On May 26, 2008, flyyak37212 from Norfolk, VA wrote:

I have 2 of these gorgeous plants. One in full sun severely curbs growth by mid-summer; it is in a well-augmented bed, great drainage. It is maybe 2 feet tall. The other, planted at the same time in a narrow bed, poorly augmented, questionable drainage, not as much direct sun, has gone crazy! If not for pruning, it would exceed 5 feet. It is 4 feet wide and gets pruned frequently. Unlike other reports here, when this bush blooms, you can hardly see the foliage. The blooms are full, lush, and astonishingly colored. Edges of the blooms have begun to open. When it is in full bloom, I'll post a photo. One negative: they tend to get a fungus, spotting the leaves, causing loss of foliage (after blooms). Treatable with fungacide.


On Apr 10, 2007, pinkypetunia from Poplarville, MS (Zone 8b) wrote:

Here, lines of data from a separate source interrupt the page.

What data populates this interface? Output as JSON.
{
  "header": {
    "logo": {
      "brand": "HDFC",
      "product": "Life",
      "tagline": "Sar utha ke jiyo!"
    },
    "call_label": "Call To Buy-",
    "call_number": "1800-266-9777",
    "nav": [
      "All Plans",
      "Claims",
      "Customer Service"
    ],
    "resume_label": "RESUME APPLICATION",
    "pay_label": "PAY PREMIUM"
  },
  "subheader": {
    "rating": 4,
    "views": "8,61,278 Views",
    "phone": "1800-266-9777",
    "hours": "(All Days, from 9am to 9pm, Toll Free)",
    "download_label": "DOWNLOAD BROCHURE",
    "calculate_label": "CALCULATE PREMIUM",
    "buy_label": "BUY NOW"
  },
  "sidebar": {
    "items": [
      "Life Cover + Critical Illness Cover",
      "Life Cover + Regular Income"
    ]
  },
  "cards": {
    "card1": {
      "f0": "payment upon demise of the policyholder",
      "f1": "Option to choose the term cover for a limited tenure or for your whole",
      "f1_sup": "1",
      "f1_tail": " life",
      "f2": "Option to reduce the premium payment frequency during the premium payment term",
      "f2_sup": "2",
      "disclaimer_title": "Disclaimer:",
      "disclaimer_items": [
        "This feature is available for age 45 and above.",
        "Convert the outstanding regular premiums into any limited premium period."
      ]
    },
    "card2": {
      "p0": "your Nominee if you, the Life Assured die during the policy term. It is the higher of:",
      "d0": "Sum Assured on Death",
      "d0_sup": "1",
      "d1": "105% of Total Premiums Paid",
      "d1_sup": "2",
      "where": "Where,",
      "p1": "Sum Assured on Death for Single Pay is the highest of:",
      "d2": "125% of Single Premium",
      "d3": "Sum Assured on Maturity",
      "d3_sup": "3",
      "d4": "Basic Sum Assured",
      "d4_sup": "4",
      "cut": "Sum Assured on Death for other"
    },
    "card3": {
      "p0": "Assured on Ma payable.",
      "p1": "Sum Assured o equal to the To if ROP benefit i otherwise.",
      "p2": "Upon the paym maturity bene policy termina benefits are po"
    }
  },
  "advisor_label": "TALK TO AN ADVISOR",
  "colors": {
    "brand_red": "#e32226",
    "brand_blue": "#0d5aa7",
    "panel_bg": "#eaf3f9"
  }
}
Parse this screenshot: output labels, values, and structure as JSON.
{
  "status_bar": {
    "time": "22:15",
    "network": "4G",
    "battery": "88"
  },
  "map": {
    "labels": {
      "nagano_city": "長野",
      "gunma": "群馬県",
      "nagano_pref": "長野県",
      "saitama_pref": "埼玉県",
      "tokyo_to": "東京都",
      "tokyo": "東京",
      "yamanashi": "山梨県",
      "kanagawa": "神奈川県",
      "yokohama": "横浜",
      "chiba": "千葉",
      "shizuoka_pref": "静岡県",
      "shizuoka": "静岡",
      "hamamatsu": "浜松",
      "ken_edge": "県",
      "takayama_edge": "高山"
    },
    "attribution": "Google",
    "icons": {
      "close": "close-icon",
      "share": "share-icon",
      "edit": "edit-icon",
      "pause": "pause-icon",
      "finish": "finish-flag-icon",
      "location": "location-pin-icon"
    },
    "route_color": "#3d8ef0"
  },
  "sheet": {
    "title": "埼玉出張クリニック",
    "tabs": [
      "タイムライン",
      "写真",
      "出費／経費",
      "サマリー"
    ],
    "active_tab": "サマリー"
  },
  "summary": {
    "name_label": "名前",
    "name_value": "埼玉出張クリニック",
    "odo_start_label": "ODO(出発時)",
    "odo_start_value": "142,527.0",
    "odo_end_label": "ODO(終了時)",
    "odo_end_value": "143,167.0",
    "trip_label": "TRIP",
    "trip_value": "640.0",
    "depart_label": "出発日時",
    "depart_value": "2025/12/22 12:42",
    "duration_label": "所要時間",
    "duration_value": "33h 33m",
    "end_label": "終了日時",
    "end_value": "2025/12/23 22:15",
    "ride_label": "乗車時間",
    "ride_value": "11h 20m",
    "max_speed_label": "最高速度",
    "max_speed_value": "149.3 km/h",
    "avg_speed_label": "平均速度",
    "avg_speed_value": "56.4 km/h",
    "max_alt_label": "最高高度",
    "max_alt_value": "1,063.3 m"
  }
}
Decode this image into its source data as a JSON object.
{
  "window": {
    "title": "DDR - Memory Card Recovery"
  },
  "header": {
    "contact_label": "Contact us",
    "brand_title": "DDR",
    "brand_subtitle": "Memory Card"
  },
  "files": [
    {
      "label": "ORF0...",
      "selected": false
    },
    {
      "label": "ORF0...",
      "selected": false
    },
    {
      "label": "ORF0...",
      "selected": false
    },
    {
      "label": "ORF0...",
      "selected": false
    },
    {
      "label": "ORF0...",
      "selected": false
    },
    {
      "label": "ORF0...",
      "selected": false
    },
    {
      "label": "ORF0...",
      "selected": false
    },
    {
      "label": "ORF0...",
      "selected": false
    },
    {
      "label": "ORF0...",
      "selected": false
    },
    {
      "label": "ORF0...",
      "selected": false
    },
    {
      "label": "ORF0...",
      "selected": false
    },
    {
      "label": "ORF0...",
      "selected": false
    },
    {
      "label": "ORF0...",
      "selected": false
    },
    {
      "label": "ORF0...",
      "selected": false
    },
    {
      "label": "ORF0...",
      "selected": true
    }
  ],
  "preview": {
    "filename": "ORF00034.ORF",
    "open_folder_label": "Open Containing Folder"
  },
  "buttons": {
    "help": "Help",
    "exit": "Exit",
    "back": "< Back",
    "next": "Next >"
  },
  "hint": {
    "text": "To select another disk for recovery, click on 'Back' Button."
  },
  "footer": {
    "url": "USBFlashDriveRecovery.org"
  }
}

I got my plant from a neighbors garden by simple layering, take a healthy,soft wood branch near the bottom of the plant, disturb the soil under the branch, lay a brick on the branch, water well and cover w/ mulch, I used nearby pine straw. Keep watered for several months, after aprox. 3-4 months, a lovely new plant. These hydrangeas are really delicate looking and beautiful. It is tough as well, I had just gotten mine established when my DH cut it to the ground w/ his weedeater. I cried, for real. Within a week, it was sprouting again, now as good as new. I highly recommend for my area.


On Dec 12, 2004, jmarc from Winston, GA wrote:

Propagation is by softwood cuttings under intermittent mist


On Dec 7, 2004, lmelling from Ithaca, NY (Zone 5b) wrote:

From the source "Hydrangeas for American Gardens," by Michael A. Dirr (2004), Green leaves with white margins. Not particularly stabile and apt to revert. Cold sensitive. Flowers pinkish white alkaline; blue in acid soil. Dirr says he has doubts about the validity of this variegated form being a sport of Mariesii. AKA 'Maculata'.